Bread-making is a skill I inherited easily, almost unconsciously, from my mom, and I’ve baked so much bread with and for my family that the bread-making gene is solidly rooted in the next generation.
On the other hand, Mom’s steady pie making kept me scared of pie until I was in my thirties and my sister posted this recipe (now, I’ve been lucky to watch Cassoulet’s own pie lady, Lisa McNamara, bake apple pie in my kitchen, so I’ve picked up a couple new tips). Easy as pie? I believe it.
Homemade jam (and jelly, and marmalade, and chutney) was always part of my childhood, too, and everyone made it: Dad, Mom, my grandfather and grandmother. Everyone but me. It seemed complicated; it seemed like cooking the equipment (jars, rings, lids) was more important than the food. Even as an adult, and despite the assurances of our jam-making contributor Elizabeth Crane and others, I was scared of screwing it up and poisoning my family. Investing $6 for a jar of farmer’s market jam seemed like wise insurance against botulism.
Until finally, last Sunday, we went strawberry picking. We’ve gone with a group of families every spring for years, but somehow this year the combination of abundant plants and kids old enough to pick more than they eat resulted in more berries than we could reasonably eat on our week’s breakfast cereal, bake into pie, and churn into ice cream.
So I made jam.
I made this recipe, from Sunset Magazine. I didn’t stop to think about it too much, and I didn’t worry about sealing the jars; we’ll just eat it — on toast and spooned into yogurt and baked into muffins and tarts — before the month is out. But before then, I may need to make another batch, and can it properly, so that when winter comes and we’re cranky with the dark and rain, we can taste this perfect summer flavor again.

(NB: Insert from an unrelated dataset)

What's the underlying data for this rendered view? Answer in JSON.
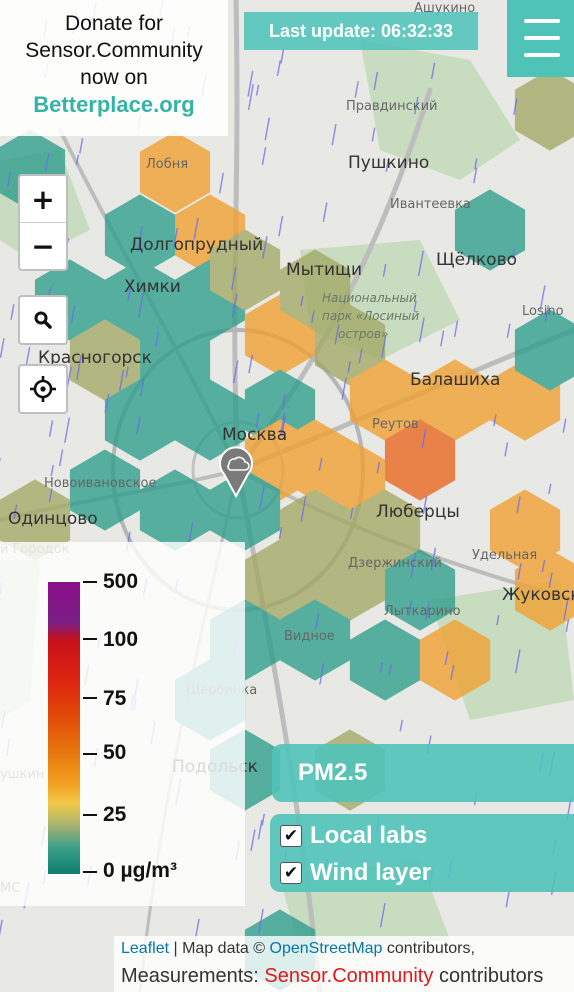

PS: that whole, quartered, lemon that you put in the jam cooks into the most delicious piece of strawberry-glazed lemon candy. That alone is worth the small effort of this recipe.